PROBLEM REQUIREMENTS:
When a line contains the string "участок", it counts once; give the total of such lines in the entries below and nothing else.

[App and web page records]
Content starts

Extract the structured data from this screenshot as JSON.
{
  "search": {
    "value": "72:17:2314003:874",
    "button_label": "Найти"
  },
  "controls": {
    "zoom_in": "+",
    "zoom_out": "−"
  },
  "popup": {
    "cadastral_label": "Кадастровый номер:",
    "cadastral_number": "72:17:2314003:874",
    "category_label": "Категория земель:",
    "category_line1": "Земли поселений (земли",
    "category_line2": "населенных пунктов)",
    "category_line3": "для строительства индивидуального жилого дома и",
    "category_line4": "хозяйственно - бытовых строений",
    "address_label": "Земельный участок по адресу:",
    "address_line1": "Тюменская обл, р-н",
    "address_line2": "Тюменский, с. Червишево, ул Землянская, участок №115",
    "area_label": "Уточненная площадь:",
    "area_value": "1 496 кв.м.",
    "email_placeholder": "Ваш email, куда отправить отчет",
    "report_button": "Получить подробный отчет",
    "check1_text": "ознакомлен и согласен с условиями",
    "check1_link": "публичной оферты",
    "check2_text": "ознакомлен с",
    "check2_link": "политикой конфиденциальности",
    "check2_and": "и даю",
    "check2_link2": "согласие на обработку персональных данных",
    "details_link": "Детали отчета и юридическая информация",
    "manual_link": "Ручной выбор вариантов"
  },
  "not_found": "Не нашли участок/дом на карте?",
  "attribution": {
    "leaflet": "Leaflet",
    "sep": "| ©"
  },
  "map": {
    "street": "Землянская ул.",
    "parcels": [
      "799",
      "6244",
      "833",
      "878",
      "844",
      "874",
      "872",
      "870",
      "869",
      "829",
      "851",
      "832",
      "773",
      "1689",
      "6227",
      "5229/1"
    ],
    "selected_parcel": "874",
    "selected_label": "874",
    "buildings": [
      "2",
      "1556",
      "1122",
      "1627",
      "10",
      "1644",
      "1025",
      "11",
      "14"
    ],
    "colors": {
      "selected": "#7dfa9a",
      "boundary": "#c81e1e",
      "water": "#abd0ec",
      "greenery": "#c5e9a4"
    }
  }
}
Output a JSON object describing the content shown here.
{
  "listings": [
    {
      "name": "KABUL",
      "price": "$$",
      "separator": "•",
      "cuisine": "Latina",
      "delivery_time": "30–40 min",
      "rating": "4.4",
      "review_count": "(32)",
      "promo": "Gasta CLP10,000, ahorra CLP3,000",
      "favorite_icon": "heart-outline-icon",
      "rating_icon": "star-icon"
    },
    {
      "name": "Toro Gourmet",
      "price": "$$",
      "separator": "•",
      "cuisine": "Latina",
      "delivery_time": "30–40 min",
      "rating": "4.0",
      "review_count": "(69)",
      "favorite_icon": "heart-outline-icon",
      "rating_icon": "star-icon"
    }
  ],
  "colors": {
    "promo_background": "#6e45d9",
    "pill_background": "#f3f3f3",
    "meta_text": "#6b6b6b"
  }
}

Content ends

EXPECTED ANSWER:
3